Last week, Serena Williams made headlines with a new Rolling Stone profile, and not in the way she intended, when she commented on the Steubenville rape case. “I’m not blaming the girl, but if you’re a 16-year-old and you’re drunk like that, your parents should teach you: Don’t take drinks from other people,” Williams told the magazine. “She’s 16, why was she that drunk where she doesn’t remember?” Williams said in the profile. “It could have been much worse. She’s lucky.”
The comments were deeply disappointing and hypocritical coming from Williams, who runs a foundation that is supposed to help and support victims of violent crimes. And her original apology, in which she defended her credentials fighting for women’s rights and apologized for “what was written” and what she “supposedly said,” trying to deflect blame rather than accept responsibility, wasn’t much better. But Williams apologized again in a statement on her web site Monday. Unlike her first statement, Williams finally got her expression of regret right:
“I am deeply sorry for my insensitive and misinformed comments. It was not my intention to cause the victim and her family any additional pain. But I did, and I am sorry. I am grateful to them for the opportunity to personally apologize, and I am humbled by their strength, grace, and forgiveness.
“I also want to extend an apology to the millions of sexual assault victims in America whose pain could have been compounded by my inappropriate remarks. Rape and all forms of sexual assault are completely unacceptable, no matter the circumstances. Sexual assault perpetrated against women and men is never acceptable and *never* the fault of the victim.”

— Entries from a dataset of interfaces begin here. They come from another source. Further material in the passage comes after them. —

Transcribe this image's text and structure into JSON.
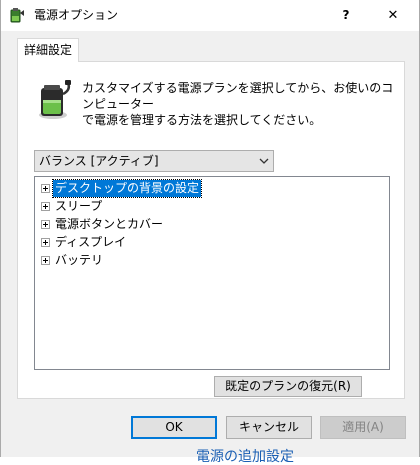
{
  "window": {
    "title": "電源オプション",
    "help_label": "?",
    "close_label": "✕"
  },
  "tab": {
    "label": "詳細設定"
  },
  "description": {
    "line1": "カスタマイズする電源プランを選択してから、お使いのコンピューター",
    "line2": "で電源を管理する方法を選択してください。"
  },
  "plan_dropdown": {
    "selected_value": "バランス [アクティブ]"
  },
  "tree": {
    "items": [
      {
        "label": "デスクトップの背景の設定",
        "selected": true
      },
      {
        "label": "スリープ",
        "selected": false
      },
      {
        "label": "電源ボタンとカバー",
        "selected": false
      },
      {
        "label": "ディスプレイ",
        "selected": false
      },
      {
        "label": "バッテリ",
        "selected": false
      }
    ]
  },
  "buttons": {
    "restore_defaults": "既定のプランの復元(R)",
    "ok": "OK",
    "cancel": "キャンセル",
    "apply": "適用(A)"
  },
  "background": {
    "partial_link": "電源の追加設定"
  },
  "colors": {
    "selection": "#0078d7",
    "window_bg": "#f0f0f0",
    "panel_bg": "#ffffff",
    "disabled_text": "#838383"
  }
}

That sort of apology the first time around — or better yet, these comments when she originally saw the Steubenville case in the news — would have sent a strong message to victims of sexual assault that they weren’t to blame and that they could come forward, as the Steubenville victim did, without shame. That’s an important message to hear from a prominent female athlete like Williams, who added at her pre-Wimbledon press conference that she has spoken to the Steubenville victim and that they “came to a wonderful understanding, and we’re constantly in contact.” If that’s the case, hopefully owning her words will help Williams salvage at least some good from comments she never should have made in the first place.